WHAT IS EXPECTED: Return all the lines below, exactly as they read.

Element data from apps and pages

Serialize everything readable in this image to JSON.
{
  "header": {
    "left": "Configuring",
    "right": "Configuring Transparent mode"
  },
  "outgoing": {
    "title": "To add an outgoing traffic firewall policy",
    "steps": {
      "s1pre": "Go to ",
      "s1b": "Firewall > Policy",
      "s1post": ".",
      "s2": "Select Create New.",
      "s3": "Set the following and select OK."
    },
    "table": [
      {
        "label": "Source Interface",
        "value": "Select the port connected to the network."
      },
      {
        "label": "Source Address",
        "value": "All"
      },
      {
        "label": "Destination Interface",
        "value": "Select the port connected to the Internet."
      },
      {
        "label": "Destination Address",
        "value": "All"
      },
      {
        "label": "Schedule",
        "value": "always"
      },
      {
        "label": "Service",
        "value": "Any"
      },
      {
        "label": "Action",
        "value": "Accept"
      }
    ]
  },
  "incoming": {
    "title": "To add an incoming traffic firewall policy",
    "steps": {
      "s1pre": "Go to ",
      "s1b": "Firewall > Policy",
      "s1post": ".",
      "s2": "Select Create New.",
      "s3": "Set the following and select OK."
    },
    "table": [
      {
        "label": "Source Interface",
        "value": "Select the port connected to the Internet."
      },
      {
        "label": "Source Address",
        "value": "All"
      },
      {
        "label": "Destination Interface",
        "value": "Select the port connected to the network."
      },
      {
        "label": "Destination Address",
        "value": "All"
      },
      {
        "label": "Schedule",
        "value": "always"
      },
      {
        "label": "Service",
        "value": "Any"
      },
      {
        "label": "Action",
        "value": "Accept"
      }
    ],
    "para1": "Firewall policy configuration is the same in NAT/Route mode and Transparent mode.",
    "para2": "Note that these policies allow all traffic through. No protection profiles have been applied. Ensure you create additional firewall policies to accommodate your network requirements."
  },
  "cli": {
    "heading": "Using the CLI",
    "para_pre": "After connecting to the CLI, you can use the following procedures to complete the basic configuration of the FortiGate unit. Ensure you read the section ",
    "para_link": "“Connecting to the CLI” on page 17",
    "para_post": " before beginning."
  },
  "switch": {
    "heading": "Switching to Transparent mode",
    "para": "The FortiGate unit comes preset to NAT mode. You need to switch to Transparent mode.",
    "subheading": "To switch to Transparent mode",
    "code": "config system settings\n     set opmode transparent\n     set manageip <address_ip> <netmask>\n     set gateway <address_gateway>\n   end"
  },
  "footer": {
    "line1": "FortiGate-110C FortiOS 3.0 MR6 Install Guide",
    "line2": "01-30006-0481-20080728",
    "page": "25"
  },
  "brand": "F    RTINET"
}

EXERCISE RESULT:
Serialize everything readable in this image to JSON.
{
  "header": {
    "left": "Configuring",
    "right": "Configuring Transparent mode"
  },
  "outgoing": {
    "title": "To add an outgoing traffic firewall policy",
    "steps": {
      "s1pre": "Go to ",
      "s1b": "Firewall > Policy",
      "s1post": ".",
      "s2": "Select Create New.",
      "s3": "Set the following and select OK."
    },
    "table": [
      {
        "label": "Source Interface",
        "value": "Select the port connected to the network."
      },
      {
        "label": "Source Address",
        "value": "All"
      },
      {
        "label": "Destination Interface",
        "value": "Select the port connected to the Internet."
      },
      {
        "label": "Destination Address",
        "value": "All"
      },
      {
        "label": "Schedule",
        "value": "always"
      },
      {
        "label": "Service",
        "value": "Any"
      },
      {
        "label": "Action",
        "value": "Accept"
      }
    ]
  },
  "incoming": {
    "title": "To add an incoming traffic firewall policy",
    "steps": {
      "s1pre": "Go to ",
      "s1b": "Firewall > Policy",
      "s1post": ".",
      "s2": "Select Create New.",
      "s3": "Set the following and select OK."
    },
    "table": [
      {
        "label": "Source Interface",
        "value": "Select the port connected to the Internet."
      },
      {
        "label": "Source Address",
        "value": "All"
      },
      {
        "label": "Destination Interface",
        "value": "Select the port connected to the network."
      },
      {
        "label": "Destination Address",
        "value": "All"
      },
      {
        "label": "Schedule",
        "value": "always"
      },
      {
        "label": "Service",
        "value": "Any"
      },
      {
        "label": "Action",
        "value": "Accept"
      }
    ],
    "para1": "Firewall policy configuration is the same in NAT/Route mode and Transparent mode.",
    "para2": "Note that these policies allow all traffic through. No protection profiles have been applied. Ensure you create additional firewall policies to accommodate your network requirements."
  },
  "cli": {
    "heading": "Using the CLI",
    "para_pre": "After connecting to the CLI, you can use the following procedures to complete the basic configuration of the FortiGate unit. Ensure you read the section ",
    "para_link": "“Connecting to the CLI” on page 17",
    "para_post": " before beginning."
  },
  "switch": {
    "heading": "Switching to Transparent mode",
    "para": "The FortiGate unit comes preset to NAT mode. You need to switch to Transparent mode.",
    "subheading": "To switch to Transparent mode",
    "code": "config system settings\n     set opmode transparent\n     set manageip <address_ip> <netmask>\n     set gateway <address_gateway>\n   end"
  },
  "footer": {
    "line1": "FortiGate-110C FortiOS 3.0 MR6 Install Guide",
    "line2": "01-30006-0481-20080728",
    "page": "25"
  },
  "brand": "F    RTINET"
}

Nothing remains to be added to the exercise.